Scan Day: A Primer, and Some Reflections
We are a year into this.
Rudy has had 7 CT scans and MRIs, 6 surgeries, and 10 weeks in the hospital.
I know the drill.
The precariousness of this day hits me a week before it happens, usually upon waking, when the morning fuzziness is still blocking the shadows and my brain hasn’t quite caught up. I try to push it to the corners and remember to breathe.
We’ve been existing in a place of hope and hard work these past three months, and the ignorance of the reveal is...[word too impossible to name]. We’ve been relentless when it comes to required appointments and surgeries, trying to defy the odds by uncovering every rock: functional medicine, nutrition, acupuncture, supplements, herbs... could this help him along his way? He’s been pushing so hard, staying so positive - what if the results crush us all?

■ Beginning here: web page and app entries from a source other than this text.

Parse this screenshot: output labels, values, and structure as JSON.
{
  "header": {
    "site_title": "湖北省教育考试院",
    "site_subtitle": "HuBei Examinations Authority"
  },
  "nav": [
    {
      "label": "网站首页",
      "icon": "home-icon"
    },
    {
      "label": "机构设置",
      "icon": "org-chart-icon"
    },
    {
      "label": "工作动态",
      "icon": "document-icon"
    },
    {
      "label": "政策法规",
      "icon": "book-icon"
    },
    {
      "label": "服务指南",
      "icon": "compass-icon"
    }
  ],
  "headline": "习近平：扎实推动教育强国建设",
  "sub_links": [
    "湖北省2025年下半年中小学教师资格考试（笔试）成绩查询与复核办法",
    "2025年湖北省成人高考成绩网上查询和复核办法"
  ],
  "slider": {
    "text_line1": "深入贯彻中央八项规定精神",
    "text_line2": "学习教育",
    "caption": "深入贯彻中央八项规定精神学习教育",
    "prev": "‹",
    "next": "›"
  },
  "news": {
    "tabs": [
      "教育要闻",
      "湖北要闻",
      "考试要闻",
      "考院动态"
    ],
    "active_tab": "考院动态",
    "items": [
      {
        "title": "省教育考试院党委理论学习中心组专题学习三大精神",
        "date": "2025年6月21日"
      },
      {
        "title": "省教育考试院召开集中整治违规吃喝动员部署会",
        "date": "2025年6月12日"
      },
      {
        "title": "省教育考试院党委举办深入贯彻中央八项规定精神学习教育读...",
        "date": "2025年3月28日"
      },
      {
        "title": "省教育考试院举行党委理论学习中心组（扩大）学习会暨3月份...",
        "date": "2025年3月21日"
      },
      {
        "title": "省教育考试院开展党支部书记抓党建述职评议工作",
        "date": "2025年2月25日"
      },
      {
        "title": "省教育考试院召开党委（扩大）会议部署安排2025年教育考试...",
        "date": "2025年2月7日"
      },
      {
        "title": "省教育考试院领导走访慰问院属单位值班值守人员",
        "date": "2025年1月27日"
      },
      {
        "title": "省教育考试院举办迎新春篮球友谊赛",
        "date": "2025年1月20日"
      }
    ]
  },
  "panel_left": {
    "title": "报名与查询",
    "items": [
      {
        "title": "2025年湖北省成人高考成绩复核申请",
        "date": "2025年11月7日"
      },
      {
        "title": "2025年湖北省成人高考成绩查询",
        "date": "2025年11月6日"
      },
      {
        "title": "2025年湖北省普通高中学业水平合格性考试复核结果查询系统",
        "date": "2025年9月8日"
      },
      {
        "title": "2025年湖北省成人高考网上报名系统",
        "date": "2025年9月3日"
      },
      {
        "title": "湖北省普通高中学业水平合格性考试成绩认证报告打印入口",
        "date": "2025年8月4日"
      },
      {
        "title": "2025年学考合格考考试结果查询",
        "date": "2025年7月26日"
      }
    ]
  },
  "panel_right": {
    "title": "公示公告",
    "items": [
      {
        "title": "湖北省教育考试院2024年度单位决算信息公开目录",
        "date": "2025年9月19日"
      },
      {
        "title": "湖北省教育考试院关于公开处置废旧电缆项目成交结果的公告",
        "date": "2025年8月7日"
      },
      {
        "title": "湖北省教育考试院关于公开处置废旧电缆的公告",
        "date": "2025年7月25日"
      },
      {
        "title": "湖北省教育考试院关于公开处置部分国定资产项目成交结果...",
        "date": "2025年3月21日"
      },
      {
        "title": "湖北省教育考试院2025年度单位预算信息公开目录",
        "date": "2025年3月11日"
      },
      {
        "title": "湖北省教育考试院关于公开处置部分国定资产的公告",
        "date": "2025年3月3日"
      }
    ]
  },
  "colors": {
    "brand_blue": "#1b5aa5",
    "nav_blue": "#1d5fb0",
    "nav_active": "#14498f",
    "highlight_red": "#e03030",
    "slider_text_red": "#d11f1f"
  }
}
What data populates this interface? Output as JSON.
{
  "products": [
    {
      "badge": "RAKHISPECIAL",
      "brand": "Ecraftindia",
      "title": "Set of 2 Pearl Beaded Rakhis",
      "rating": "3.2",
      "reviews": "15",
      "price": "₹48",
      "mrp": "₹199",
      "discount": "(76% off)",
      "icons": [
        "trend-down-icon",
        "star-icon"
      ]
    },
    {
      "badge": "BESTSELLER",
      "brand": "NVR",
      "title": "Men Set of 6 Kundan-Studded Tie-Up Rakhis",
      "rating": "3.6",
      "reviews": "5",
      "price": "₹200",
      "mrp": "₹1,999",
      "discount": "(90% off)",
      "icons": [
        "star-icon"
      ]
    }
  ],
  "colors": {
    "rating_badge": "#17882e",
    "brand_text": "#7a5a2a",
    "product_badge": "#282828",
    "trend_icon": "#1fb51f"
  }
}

When we arrive, I joke with the nurses like an idiot, trying to hide my sheer terror and heartbreak.
You see, we are also not the only ones here. There are babies and big kids that line the ward, kids with bald heads, and those in wheelchairs.
Moms that look just like me with tired smiles & polite greetings, ready to punch a wall or throw a chair, wrapped up in pleasantries. This is all of our lives; once every three months, life interrupted.
The IVs, the contrast that “tastes like sweat," the waiting. Rudy can endure a 16-hour surgery without tears, but he cries today. He is scared because during the last scan his vein blew when the nurse did the push, contrast solution pouring into his arm. He fears that will happen again. We are finally called to enter the freezing scan room. I welcome donning the weighted gown and neck shield to keep me warm and protected from carcinogenic radiation. Unlike my baby, who is totally exposed. This reality is…atrocious? Laughable? F’ing awful.
We start the process, zooming in and out of the space-age machine, and I look on, my hands clenched, my jaw clenched, and start my prayers. I see myself from above, a messed up still life - “Mother and Child, in CT scanner, checking for deadly disease, Panel One.” Picasso should come back to paint this one.
I think about the radiologist tech I can see through the glass - she is looking, looking, looking. What is she seeing? I squint to try and see her computer screen through the reflection of the glass, as though from this distance I could interpret anything. Why is she joking around with the other guy who is on his phone? Is it because the results are casual enough that she doesn’t show concern? Or is she just so used to this - watching cancer eat away at our babies - that she is immune to feeling anything at all?
We get through it. Say our thanks, and climb up to see the sunlight.
Hours later, I peek and the results are in... and they are good.
The treatment seems to be working. The hard work is worth something.
We start the clock again, breathe, and live again for the next three months.
Photo courtesy of author.
Emily Capece's son, Rudy, was diagnosed at the age of 12 with an ultra-rare form of liver cancer, Fibrolamellar Carcinoma. They are a year into this journey, which has included multiple surgeries and chemotherapy treatments. They live in Shaker Heights, Ohio.